Due to the location of the symptoms as described by the patient, the four pairs (left and right) of dermatoms S1, L5, L4 and L3 were chosen for the test, and electrode pairs were applied on those dermatoms. The results are shown in FIG. 2 as presented on a display. Four pairs of curves, left and right, are apparent, each a combination of a number N of individual curves. Numerical latency values are shown in boxes 50 (left) and 51 (right). Apparently, the curves have varying patterns, and in order to obtain characteristic values, the first substantial drop point as 60 is registered for each curve, together with the first minimum 61, which is also registered, and which is determinable with better precision and therefore taken as the "best" point for determining the transport time or latitude. Both values are given in boxes 50, 51, together with the amplitude in arbitrary units, calculated between the two registered points of the respective curves.
In the diagram of FIG. 2 are further registered calculated approximate transport lengths 11, 12, 13, 14 for nerve transport lengths for the respective dermatoms L3, L4, L5, S1.
An analysis of the results was made between left and right dermatoms A variation between left and dermatoms of the same denomination of less than 2.5 ms is not considered abnormal.
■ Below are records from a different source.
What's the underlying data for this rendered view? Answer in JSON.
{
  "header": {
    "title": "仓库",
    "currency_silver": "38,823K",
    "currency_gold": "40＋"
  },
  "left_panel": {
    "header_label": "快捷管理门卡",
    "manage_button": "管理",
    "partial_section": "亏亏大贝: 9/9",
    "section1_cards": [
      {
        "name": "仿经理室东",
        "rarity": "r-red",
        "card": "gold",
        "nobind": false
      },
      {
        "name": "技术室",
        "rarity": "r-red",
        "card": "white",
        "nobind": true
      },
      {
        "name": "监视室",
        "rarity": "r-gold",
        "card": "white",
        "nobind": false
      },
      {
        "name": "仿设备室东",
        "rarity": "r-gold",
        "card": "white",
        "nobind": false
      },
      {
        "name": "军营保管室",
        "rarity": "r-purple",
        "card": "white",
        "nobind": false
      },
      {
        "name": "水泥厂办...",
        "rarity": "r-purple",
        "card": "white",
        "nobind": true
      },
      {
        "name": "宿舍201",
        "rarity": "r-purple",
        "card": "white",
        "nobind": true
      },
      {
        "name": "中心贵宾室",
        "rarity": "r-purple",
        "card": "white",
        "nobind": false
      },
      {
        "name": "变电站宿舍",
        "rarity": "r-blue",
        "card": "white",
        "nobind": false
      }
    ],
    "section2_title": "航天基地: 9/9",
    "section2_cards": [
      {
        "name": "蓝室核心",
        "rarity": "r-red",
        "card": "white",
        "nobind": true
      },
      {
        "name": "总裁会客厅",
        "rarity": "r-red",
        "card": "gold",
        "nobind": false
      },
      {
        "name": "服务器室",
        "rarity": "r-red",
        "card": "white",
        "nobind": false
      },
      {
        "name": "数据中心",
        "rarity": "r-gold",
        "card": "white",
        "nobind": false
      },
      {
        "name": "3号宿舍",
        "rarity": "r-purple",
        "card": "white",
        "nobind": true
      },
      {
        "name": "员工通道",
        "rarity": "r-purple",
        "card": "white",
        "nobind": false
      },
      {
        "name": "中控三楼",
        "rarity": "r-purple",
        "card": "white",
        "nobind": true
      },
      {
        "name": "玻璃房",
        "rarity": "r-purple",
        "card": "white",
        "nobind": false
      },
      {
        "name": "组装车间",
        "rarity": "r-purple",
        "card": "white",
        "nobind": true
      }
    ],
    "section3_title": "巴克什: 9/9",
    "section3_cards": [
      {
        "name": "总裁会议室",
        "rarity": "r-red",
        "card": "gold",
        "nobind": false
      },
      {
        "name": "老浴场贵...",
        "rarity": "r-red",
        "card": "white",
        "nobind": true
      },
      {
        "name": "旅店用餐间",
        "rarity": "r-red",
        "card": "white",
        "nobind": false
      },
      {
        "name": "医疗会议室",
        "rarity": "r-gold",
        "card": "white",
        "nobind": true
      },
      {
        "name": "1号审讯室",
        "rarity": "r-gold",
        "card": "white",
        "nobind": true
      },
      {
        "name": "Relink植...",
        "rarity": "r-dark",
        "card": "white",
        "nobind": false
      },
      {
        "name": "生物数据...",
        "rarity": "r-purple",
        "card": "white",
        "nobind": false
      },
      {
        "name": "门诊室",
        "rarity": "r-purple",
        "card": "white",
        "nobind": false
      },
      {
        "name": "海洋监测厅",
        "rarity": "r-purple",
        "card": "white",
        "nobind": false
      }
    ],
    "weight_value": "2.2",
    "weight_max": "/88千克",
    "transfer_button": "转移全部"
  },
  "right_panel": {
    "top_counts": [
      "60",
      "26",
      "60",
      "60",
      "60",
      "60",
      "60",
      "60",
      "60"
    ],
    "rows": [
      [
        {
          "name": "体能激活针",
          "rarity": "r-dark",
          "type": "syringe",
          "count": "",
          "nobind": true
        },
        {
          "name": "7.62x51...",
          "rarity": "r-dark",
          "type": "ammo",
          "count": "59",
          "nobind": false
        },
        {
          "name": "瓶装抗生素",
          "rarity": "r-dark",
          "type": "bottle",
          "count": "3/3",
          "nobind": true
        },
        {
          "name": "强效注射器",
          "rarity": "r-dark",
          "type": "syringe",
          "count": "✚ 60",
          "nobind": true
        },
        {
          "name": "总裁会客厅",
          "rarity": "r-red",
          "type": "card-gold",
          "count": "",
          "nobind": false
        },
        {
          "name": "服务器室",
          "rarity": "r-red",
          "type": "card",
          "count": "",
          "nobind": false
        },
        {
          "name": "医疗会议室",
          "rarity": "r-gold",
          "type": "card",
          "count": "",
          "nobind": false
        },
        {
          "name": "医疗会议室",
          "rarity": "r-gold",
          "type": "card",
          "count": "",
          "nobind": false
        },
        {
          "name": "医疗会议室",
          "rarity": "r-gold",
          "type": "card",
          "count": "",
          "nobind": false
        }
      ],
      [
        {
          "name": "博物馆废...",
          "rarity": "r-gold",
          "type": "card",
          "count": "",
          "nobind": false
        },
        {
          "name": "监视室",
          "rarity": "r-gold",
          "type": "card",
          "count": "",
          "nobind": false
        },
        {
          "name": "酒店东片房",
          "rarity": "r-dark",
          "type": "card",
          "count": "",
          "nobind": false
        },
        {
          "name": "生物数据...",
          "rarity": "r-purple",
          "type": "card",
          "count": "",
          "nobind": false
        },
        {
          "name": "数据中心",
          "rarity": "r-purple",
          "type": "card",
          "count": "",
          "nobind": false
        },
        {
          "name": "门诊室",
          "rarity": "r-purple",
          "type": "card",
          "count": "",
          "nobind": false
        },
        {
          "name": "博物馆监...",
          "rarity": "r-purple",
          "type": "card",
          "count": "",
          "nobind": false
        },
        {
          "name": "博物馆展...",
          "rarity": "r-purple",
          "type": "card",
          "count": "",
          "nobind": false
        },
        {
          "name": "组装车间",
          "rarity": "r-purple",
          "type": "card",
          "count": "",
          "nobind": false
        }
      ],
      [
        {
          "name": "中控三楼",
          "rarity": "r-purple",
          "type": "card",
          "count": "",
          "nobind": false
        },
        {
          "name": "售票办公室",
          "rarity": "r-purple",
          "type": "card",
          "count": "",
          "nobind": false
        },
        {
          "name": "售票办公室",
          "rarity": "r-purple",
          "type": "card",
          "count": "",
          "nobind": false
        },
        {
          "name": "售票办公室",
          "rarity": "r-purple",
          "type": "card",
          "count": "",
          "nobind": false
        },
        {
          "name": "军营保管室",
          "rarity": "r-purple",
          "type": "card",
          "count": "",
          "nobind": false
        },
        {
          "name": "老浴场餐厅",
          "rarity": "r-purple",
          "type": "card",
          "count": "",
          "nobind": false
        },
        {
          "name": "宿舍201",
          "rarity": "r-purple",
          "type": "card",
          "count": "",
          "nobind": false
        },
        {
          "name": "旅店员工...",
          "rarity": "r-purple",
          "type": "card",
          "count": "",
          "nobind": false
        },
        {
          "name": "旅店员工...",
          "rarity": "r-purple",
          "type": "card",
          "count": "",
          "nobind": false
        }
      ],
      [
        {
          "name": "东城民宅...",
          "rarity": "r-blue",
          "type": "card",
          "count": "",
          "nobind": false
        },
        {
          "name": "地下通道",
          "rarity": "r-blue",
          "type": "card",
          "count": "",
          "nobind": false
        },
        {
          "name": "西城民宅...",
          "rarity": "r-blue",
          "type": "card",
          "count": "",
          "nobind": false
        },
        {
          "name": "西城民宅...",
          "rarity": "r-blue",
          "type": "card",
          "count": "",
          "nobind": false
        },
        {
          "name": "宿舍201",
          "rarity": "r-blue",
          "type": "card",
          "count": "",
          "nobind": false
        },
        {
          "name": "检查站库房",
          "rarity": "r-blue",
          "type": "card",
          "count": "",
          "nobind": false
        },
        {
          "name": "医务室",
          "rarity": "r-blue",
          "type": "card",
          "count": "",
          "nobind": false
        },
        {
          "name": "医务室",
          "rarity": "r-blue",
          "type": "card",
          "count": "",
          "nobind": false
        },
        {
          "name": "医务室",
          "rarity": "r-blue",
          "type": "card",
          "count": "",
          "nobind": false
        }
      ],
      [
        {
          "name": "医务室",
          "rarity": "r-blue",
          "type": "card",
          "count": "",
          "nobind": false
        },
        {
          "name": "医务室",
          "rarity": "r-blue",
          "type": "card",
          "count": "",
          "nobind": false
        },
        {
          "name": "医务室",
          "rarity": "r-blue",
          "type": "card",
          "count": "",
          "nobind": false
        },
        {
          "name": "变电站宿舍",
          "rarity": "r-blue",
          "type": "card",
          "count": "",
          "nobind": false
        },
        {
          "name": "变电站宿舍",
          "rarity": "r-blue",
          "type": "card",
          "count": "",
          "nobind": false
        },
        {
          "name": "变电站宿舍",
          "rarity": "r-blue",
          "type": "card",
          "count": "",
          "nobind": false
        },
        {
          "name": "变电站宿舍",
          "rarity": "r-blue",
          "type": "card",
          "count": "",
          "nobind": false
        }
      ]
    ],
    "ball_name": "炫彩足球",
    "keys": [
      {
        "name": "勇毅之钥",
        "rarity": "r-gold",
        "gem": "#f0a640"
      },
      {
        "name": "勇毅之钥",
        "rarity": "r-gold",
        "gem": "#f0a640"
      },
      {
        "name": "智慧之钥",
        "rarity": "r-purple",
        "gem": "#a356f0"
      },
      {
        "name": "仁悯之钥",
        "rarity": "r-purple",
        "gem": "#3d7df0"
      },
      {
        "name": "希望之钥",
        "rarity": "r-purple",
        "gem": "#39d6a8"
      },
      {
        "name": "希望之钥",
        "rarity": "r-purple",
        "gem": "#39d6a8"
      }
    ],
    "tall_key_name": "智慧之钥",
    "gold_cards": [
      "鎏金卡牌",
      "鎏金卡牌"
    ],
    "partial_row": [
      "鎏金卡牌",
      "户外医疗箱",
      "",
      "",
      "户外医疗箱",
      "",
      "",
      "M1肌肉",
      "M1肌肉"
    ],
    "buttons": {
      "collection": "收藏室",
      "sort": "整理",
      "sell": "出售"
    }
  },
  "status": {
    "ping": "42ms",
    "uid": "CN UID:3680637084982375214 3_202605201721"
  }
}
In this case, a difference larger than this was observed only for dermatoms L4, namely, 5,5 ms, the right dermatom giving a slower reaction. Thus, it could be inferred that something was the matter with the L4 root. Further examination could exclude a disc slip, and it was found that the corresponding vertebra had an excessive movability, due to muscular weakness. The patient is now given physiotherapy directed toward strengthening of relevant muscles, and the progressive rehabilitation is now sucessfully under way.
The actual examination giving the result as shown in FIG. 2 demanded between 7 and 8 minutes, plus the time for finding the dermatoms and positioning the electrodes.
The Example shows well the utility of the invention for diagnosing back pain symptoms which are notoriously difficult to diagnose. According to the invention, it is possible in general to discover sham symptoms and exclude fraud on insurance companies. Equally important is that it gives increased possibilities of exact diagnosis and, if possible, adequate treatment, of back pains even in patients where no objective symptoms could be found with earlier methods.